|Strength and Cardio
||Cardio / High Intensity Interval Training (HIIT)
TRAINING AT A GYM:
|Strength and Cardio
Plans by Craig Brown of CSB Bodyfusion:
|Strength and Cardio
Plans by Sleekgeek Head Sport Scientist Ashley Galliard:
|Strength and Cardio
Plans by Jandre de Beer, Sport Scientist and founder of Fitness101.
|Cardio /High Intensity Interval Training (HIIT)
PLUS: Be sure to check out Ashley Galliard’s and Jandre de Beer’s bonus resources in your Challenge Vault Resources section.
RUN / SWIM / CYCLE BONUS PLANS:
These are bonus plans that our friends at Exercise Solutions have provided for anyone here looking to improve their running, swimming, or cycling.
If you feel that you are not yet ready for exercise then it is still important to get moving!
In fact even people who go to the gym can be classed as sedentary!
Take the Step Challenge below if this is all you can manage or as an enhancement to your plan!
Preliminary pedometer indices for public health have established that:
- Those who take 5,000 steps a day or less are considered sedentary and at a higher risk for obesity, disease, and early death.
- Those who take 10,000 steps a day or more are considered active and typically have less body fat and better overall health.
For some people, these numbers are ridiculously easy, and for others they might seem utterly impossible.
That is why we have broken it up into 4 different categories to let you choose which one best suits you. Hopefully over time you will be able to repeat the challenge, slowly moving towards the desired 10,000 steps or more.
- 4,000 steps a day (beginner – someone who lives a VERY sedentary lifestyle).
- 6,000 steps a day (intermediate – someone who lives a moderately sedentary lifestyle).
- 8,000 steps a day (advanced – someone who lives a moderately active lifestyle).
- 10,000+ steps a day (elite – someone who lives an active lifestyle).
Whichever category you choose, it should be a CHALLENGE. If you walk 6,000 steps in a day quite easily then you should be aiming for 8,000 or even 10,000.
The Step Challenge is supposed to get you up and moving, beyond what you normally do in your daily life.
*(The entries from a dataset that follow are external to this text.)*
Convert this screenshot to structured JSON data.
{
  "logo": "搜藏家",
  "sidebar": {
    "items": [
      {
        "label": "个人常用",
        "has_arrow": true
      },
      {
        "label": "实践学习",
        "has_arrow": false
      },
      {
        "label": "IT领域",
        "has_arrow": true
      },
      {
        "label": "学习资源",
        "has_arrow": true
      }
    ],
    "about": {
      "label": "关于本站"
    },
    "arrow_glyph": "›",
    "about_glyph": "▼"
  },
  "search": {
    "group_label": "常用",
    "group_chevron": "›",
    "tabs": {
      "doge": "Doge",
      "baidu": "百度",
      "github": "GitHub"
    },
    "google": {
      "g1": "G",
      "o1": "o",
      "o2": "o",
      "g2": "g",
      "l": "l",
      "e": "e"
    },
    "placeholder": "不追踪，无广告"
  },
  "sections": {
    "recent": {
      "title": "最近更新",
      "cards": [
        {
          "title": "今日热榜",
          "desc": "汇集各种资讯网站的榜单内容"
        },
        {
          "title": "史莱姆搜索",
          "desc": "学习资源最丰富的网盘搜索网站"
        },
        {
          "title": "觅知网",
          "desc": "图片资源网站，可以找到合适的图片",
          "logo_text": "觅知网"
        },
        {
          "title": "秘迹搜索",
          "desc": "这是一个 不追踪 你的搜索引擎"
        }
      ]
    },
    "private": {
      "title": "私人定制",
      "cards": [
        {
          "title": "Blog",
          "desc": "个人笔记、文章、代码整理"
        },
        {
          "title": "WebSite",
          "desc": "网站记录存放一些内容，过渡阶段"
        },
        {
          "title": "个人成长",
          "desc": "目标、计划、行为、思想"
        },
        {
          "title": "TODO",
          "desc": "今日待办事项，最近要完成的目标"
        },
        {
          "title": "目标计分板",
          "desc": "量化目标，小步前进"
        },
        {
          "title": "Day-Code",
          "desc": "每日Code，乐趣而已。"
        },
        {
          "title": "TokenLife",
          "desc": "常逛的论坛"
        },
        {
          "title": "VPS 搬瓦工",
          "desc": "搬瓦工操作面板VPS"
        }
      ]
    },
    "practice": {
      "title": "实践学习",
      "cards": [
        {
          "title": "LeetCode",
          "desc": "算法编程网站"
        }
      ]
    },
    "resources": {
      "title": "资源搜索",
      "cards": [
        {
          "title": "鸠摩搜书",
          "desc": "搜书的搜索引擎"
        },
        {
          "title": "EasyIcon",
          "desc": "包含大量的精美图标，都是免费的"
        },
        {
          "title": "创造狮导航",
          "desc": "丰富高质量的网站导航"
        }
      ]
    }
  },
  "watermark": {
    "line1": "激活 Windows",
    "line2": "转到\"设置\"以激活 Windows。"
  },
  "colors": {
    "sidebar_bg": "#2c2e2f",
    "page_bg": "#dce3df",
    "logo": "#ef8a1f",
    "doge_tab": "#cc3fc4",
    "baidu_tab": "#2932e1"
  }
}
You should be actively looking for ways to add in more movement and walking throughout your day such as going for walks at lunch, taking the stairs, parking in the back of the parking lot, walking the dog instead of watching TV, and so on.
The takeaway at the end is you discover how enjoyable walking can be, how much better it can make you feel, and how easy it is to add more of it into your lifestyle in the simplest of ways.
If you aren’t sure: Determine your current daily movement (track your steps for 7 days, add them up and then divide the total by 7 to get your daily average). Then, select the category that is closest to 2,000-3,000 steps above what you are currently walking.
HOW DO YOU TAKE PART?
- Determine your Challenge goal.
- Make sure you have some kind of fitness tracking device or just your smartphone’s built-in pedometer functionality.
- GET MOVING! Hit your goal every single day for 30 days in a row. If you miss a day you start back at day 1.
- Repeat for the next 30 days with an increased goal.
WHAT IF I DON’T HAVE A PEDOMETER OR COMPATIBLE SMARTPHONE?
For most people, walking 1km is on average 1,250 steps:
- 4,000 steps = 3,1km.
- 6,000 steps = 4.8km.
- 8,000 steps = 6.4km.
- 10,000 steps = 8km.
If your goal is to walk 6,000 steps then measure out 4-5km on the map and go at it! Count anything extra that you take throughout the day as a bonus.
IF IN DOUBT:
Exercising can be really daunting, especially if you haven’t done it for a long time or find yourself too overweight / unfit to even get started again.
Not to worry, here is a great article by LifeHacker on How to Start Exercising When You’re Already Overweight that gives some fantastic advice on what small steps you can take. Remember, something is always better than nothing. If you aren’t working out you should at least be getting some walking of some kind in.
Mark Sisson also makes some good suggestions in his article on When All You Want to do is Sit on the Couch.